* [Problem details]
Reproduce the entries exactly.

* [Data]
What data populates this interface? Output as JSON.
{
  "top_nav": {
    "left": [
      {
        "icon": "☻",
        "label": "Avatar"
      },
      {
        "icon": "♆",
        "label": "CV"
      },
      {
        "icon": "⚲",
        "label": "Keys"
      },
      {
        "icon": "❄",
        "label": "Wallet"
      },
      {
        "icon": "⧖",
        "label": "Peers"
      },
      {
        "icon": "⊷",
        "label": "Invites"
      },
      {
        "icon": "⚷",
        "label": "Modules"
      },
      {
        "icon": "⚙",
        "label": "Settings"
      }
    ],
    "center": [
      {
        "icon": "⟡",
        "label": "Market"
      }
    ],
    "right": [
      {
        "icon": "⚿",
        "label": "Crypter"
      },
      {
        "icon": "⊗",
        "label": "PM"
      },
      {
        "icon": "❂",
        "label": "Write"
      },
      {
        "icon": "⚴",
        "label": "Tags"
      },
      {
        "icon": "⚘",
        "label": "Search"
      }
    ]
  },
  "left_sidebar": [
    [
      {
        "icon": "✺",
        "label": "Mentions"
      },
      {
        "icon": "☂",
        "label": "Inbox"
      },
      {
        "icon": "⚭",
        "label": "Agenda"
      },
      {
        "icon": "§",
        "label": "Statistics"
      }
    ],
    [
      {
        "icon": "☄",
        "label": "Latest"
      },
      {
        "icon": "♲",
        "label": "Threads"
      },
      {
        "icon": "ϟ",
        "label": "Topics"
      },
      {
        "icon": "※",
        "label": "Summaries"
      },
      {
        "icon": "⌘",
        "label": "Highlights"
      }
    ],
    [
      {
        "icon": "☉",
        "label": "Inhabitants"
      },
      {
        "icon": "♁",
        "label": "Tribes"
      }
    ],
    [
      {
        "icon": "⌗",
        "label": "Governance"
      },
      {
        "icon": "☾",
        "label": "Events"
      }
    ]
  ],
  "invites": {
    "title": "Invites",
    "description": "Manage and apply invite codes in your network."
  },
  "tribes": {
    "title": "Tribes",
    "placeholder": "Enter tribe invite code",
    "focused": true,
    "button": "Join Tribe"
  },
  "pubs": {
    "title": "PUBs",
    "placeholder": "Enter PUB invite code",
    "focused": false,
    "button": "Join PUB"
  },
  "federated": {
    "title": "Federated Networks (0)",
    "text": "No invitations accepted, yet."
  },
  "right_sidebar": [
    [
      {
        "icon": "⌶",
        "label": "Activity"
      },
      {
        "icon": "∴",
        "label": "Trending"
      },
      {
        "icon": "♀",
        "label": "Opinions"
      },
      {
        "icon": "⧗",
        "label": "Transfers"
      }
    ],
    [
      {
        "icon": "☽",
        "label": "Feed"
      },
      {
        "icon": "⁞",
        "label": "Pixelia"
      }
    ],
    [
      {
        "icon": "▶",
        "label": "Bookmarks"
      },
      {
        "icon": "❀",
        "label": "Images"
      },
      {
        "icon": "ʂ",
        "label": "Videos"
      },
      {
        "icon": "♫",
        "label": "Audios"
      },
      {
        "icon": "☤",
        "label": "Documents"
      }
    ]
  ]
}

* [Solved exercise]
What data populates this interface? Output as JSON.
{
  "top_nav": {
    "left": [
      {
        "icon": "☻",
        "label": "Avatar"
      },
      {
        "icon": "♆",
        "label": "CV"
      },
      {
        "icon": "⚲",
        "label": "Keys"
      },
      {
        "icon": "❄",
        "label": "Wallet"
      },
      {
        "icon": "⧖",
        "label": "Peers"
      },
      {
        "icon": "⊷",
        "label": "Invites"
      },
      {
        "icon": "⚷",
        "label": "Modules"
      },
      {
        "icon": "⚙",
        "label": "Settings"
      }
    ],
    "center": [
      {
        "icon": "⟡",
        "label": "Market"
      }
    ],
    "right": [
      {
        "icon": "⚿",
        "label": "Crypter"
      },
      {
        "icon": "⊗",
        "label": "PM"
      },
      {
        "icon": "❂",
        "label": "Write"
      },
      {
        "icon": "⚴",
        "label": "Tags"
      },
      {
        "icon": "⚘",
        "label": "Search"
      }
    ]
  },
  "left_sidebar": [
    [
      {
        "icon": "✺",
        "label": "Mentions"
      },
      {
        "icon": "☂",
        "label": "Inbox"
      },
      {
        "icon": "⚭",
        "label": "Agenda"
      },
      {
        "icon": "§",
        "label": "Statistics"
      }
    ],
    [
      {
        "icon": "☄",
        "label": "Latest"
      },
      {
        "icon": "♲",
        "label": "Threads"
      },
      {
        "icon": "ϟ",
        "label": "Topics"
      },
      {
        "icon": "※",
        "label": "Summaries"
      },
      {
        "icon": "⌘",
        "label": "Highlights"
      }
    ],
    [
      {
        "icon": "☉",
        "label": "Inhabitants"
      },
      {
        "icon": "♁",
        "label": "Tribes"
      }
    ],
    [
      {
        "icon": "⌗",
        "label": "Governance"
      },
      {
        "icon": "☾",
        "label": "Events"
      }
    ]
  ],
  "invites": {
    "title": "Invites",
    "description": "Manage and apply invite codes in your network."
  },
  "tribes": {
    "title": "Tribes",
    "placeholder": "Enter tribe invite code",
    "focused": true,
    "button": "Join Tribe"
  },
  "pubs": {
    "title": "PUBs",
    "placeholder": "Enter PUB invite code",
    "focused": false,
    "button": "Join PUB"
  },
  "federated": {
    "title": "Federated Networks (0)",
    "text": "No invitations accepted, yet."
  },
  "right_sidebar": [
    [
      {
        "icon": "⌶",
        "label": "Activity"
      },
      {
        "icon": "∴",
        "label": "Trending"
      },
      {
        "icon": "♀",
        "label": "Opinions"
      },
      {
        "icon": "⧗",
        "label": "Transfers"
      }
    ],
    [
      {
        "icon": "☽",
        "label": "Feed"
      },
      {
        "icon": "⁞",
        "label": "Pixelia"
      }
    ],
    [
      {
        "icon": "▶",
        "label": "Bookmarks"
      },
      {
        "icon": "❀",
        "label": "Images"
      },
      {
        "icon": "ʂ",
        "label": "Videos"
      },
      {
        "icon": "♫",
        "label": "Audios"
      },
      {
        "icon": "☤",
        "label": "Documents"
      }
    ]
  ]
}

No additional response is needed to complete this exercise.